Problem statement -
Restate word for word all of the lines below, with each image left out.

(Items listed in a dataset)
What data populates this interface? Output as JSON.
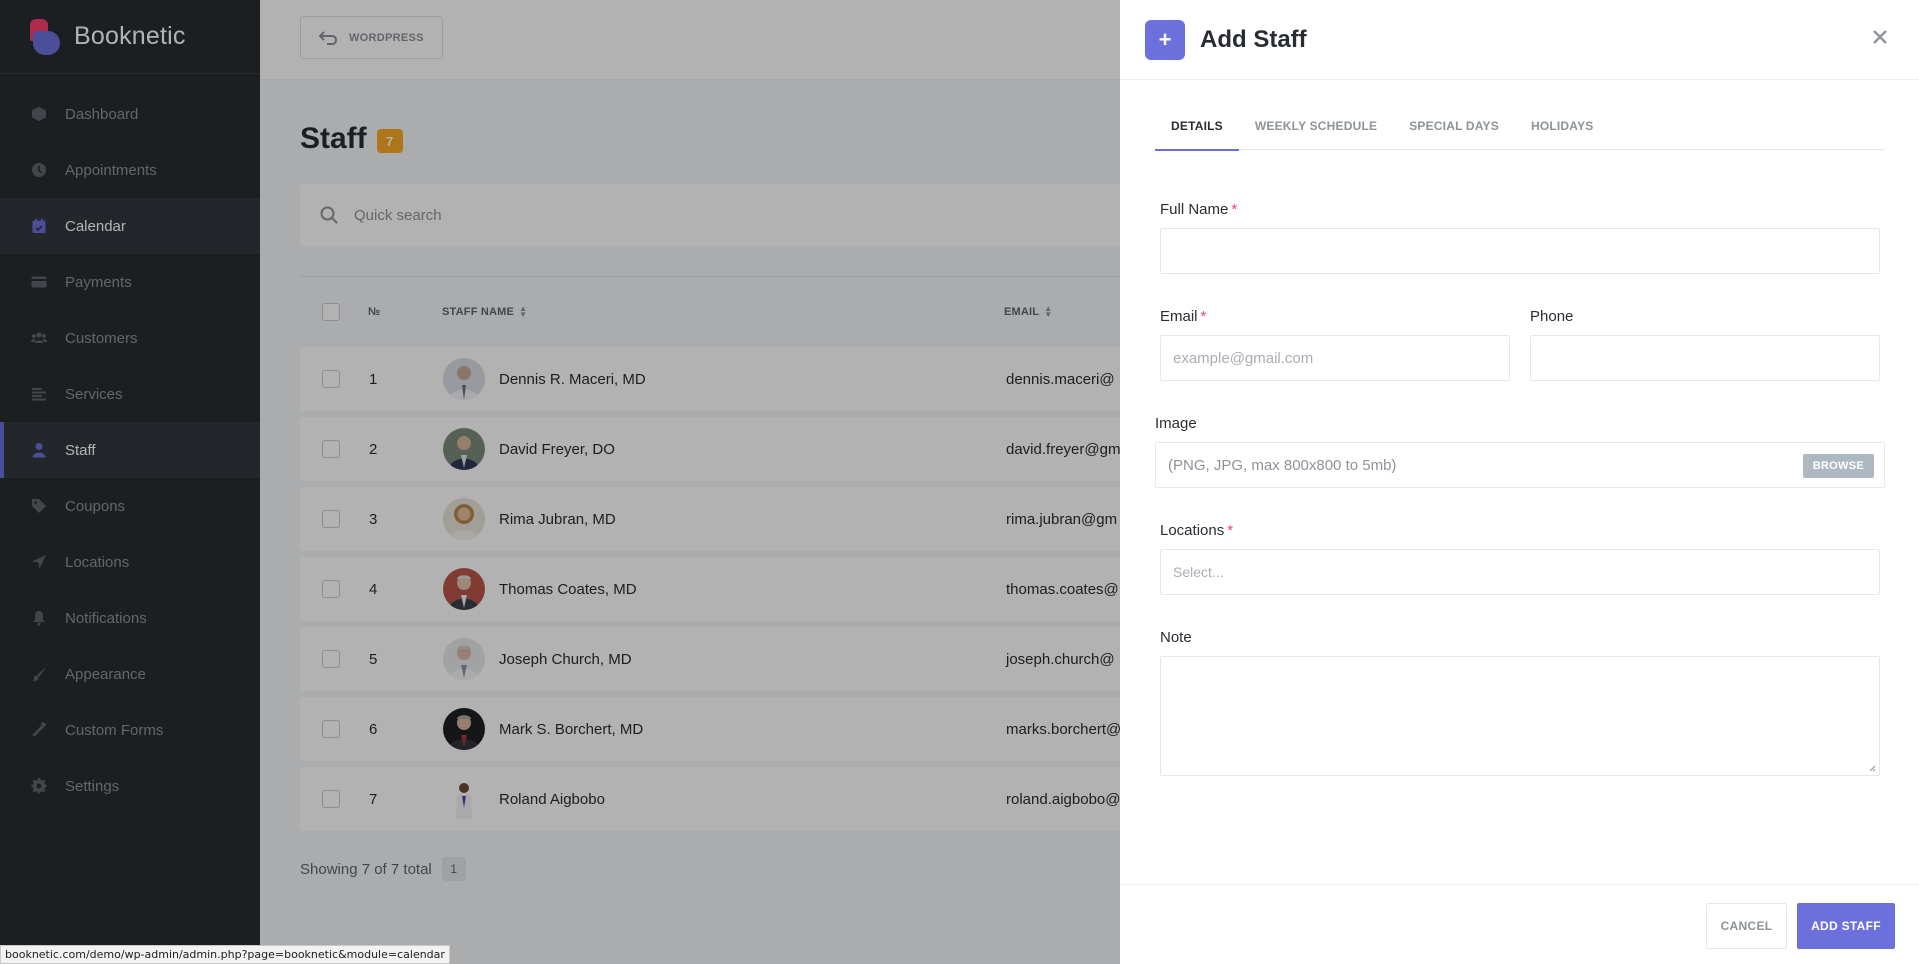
{
  "brand": {
    "name": "Booknetic"
  },
  "sidebar": {
    "items": [
      {
        "label": "Dashboard",
        "icon": "dashboard-icon"
      },
      {
        "label": "Appointments",
        "icon": "clock-icon"
      },
      {
        "label": "Calendar",
        "icon": "calendar-icon"
      },
      {
        "label": "Payments",
        "icon": "credit-card-icon"
      },
      {
        "label": "Customers",
        "icon": "users-icon"
      },
      {
        "label": "Services",
        "icon": "list-icon"
      },
      {
        "label": "Staff",
        "icon": "user-icon"
      },
      {
        "label": "Coupons",
        "icon": "tag-icon"
      },
      {
        "label": "Locations",
        "icon": "location-arrow-icon"
      },
      {
        "label": "Notifications",
        "icon": "bell-icon"
      },
      {
        "label": "Appearance",
        "icon": "brush-icon"
      },
      {
        "label": "Custom Forms",
        "icon": "magic-wand-icon"
      },
      {
        "label": "Settings",
        "icon": "gear-icon"
      }
    ],
    "active": "Staff",
    "hovered": "Calendar"
  },
  "topbar": {
    "wordpress_label": "WORDPRESS"
  },
  "page": {
    "title": "Staff",
    "count": "7",
    "search_placeholder": "Quick search",
    "footer_text": "Showing 7 of 7 total",
    "page_number": "1"
  },
  "table": {
    "columns": {
      "num": "№",
      "name": "STAFF NAME",
      "email": "EMAIL"
    },
    "rows": [
      {
        "num": "1",
        "name": "Dennis R. Maceri, MD",
        "email": "dennis.maceri@"
      },
      {
        "num": "2",
        "name": "David Freyer, DO",
        "email": "david.freyer@gm"
      },
      {
        "num": "3",
        "name": "Rima Jubran, MD",
        "email": "rima.jubran@gm"
      },
      {
        "num": "4",
        "name": "Thomas Coates, MD",
        "email": "thomas.coates@"
      },
      {
        "num": "5",
        "name": "Joseph Church, MD",
        "email": "joseph.church@"
      },
      {
        "num": "6",
        "name": "Mark S. Borchert, MD",
        "email": "marks.borchert@"
      },
      {
        "num": "7",
        "name": "Roland Aigbobo",
        "email": "roland.aigbobo@"
      }
    ]
  },
  "panel": {
    "title": "Add Staff",
    "tabs": [
      "DETAILS",
      "WEEKLY SCHEDULE",
      "SPECIAL DAYS",
      "HOLIDAYS"
    ],
    "active_tab": "DETAILS",
    "fields": {
      "full_name": {
        "label": "Full Name",
        "required": "*",
        "value": "",
        "placeholder": ""
      },
      "email": {
        "label": "Email",
        "required": "*",
        "value": "",
        "placeholder": "example@gmail.com"
      },
      "phone": {
        "label": "Phone",
        "value": "",
        "placeholder": ""
      },
      "image": {
        "label": "Image",
        "placeholder": "(PNG, JPG, max 800x800 to 5mb)",
        "browse_label": "BROWSE"
      },
      "locations": {
        "label": "Locations",
        "required": "*",
        "placeholder": "Select..."
      },
      "note": {
        "label": "Note",
        "value": ""
      }
    },
    "cancel_label": "CANCEL",
    "submit_label": "ADD STAFF"
  },
  "statusbar": {
    "url": "booknetic.com/demo/wp-admin/admin.php?page=booknetic&module=calendar"
  },
  "colors": {
    "accent": "#6c70dc",
    "brand_pink": "#fb3e6e",
    "badge": "#f9a825",
    "sidebar_bg": "#292d32"
  }
}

Expected answer -
What data populates this interface? Output as JSON.
{
  "brand": {
    "name": "Booknetic"
  },
  "sidebar": {
    "items": [
      {
        "label": "Dashboard",
        "icon": "dashboard-icon"
      },
      {
        "label": "Appointments",
        "icon": "clock-icon"
      },
      {
        "label": "Calendar",
        "icon": "calendar-icon"
      },
      {
        "label": "Payments",
        "icon": "credit-card-icon"
      },
      {
        "label": "Customers",
        "icon": "users-icon"
      },
      {
        "label": "Services",
        "icon": "list-icon"
      },
      {
        "label": "Staff",
        "icon": "user-icon"
      },
      {
        "label": "Coupons",
        "icon": "tag-icon"
      },
      {
        "label": "Locations",
        "icon": "location-arrow-icon"
      },
      {
        "label": "Notifications",
        "icon": "bell-icon"
      },
      {
        "label": "Appearance",
        "icon": "brush-icon"
      },
      {
        "label": "Custom Forms",
        "icon": "magic-wand-icon"
      },
      {
        "label": "Settings",
        "icon": "gear-icon"
      }
    ],
    "active": "Staff",
    "hovered": "Calendar"
  },
  "topbar": {
    "wordpress_label": "WORDPRESS"
  },
  "page": {
    "title": "Staff",
    "count": "7",
    "search_placeholder": "Quick search",
    "footer_text": "Showing 7 of 7 total",
    "page_number": "1"
  },
  "table": {
    "columns": {
      "num": "№",
      "name": "STAFF NAME",
      "email": "EMAIL"
    },
    "rows": [
      {
        "num": "1",
        "name": "Dennis R. Maceri, MD",
        "email": "dennis.maceri@"
      },
      {
        "num": "2",
        "name": "David Freyer, DO",
        "email": "david.freyer@gm"
      },
      {
        "num": "3",
        "name": "Rima Jubran, MD",
        "email": "rima.jubran@gm"
      },
      {
        "num": "4",
        "name": "Thomas Coates, MD",
        "email": "thomas.coates@"
      },
      {
        "num": "5",
        "name": "Joseph Church, MD",
        "email": "joseph.church@"
      },
      {
        "num": "6",
        "name": "Mark S. Borchert, MD",
        "email": "marks.borchert@"
      },
      {
        "num": "7",
        "name": "Roland Aigbobo",
        "email": "roland.aigbobo@"
      }
    ]
  },
  "panel": {
    "title": "Add Staff",
    "tabs": [
      "DETAILS",
      "WEEKLY SCHEDULE",
      "SPECIAL DAYS",
      "HOLIDAYS"
    ],
    "active_tab": "DETAILS",
    "fields": {
      "full_name": {
        "label": "Full Name",
        "required": "*",
        "value": "",
        "placeholder": ""
      },
      "email": {
        "label": "Email",
        "required": "*",
        "value": "",
        "placeholder": "example@gmail.com"
      },
      "phone": {
        "label": "Phone",
        "value": "",
        "placeholder": ""
      },
      "image": {
        "label": "Image",
        "placeholder": "(PNG, JPG, max 800x800 to 5mb)",
        "browse_label": "BROWSE"
      },
      "locations": {
        "label": "Locations",
        "required": "*",
        "placeholder": "Select..."
      },
      "note": {
        "label": "Note",
        "value": ""
      }
    },
    "cancel_label": "CANCEL",
    "submit_label": "ADD STAFF"
  },
  "statusbar": {
    "url": "booknetic.com/demo/wp-admin/admin.php?page=booknetic&module=calendar"
  },
  "colors": {
    "accent": "#6c70dc",
    "brand_pink": "#fb3e6e",
    "badge": "#f9a825",
    "sidebar_bg": "#292d32"
  }
}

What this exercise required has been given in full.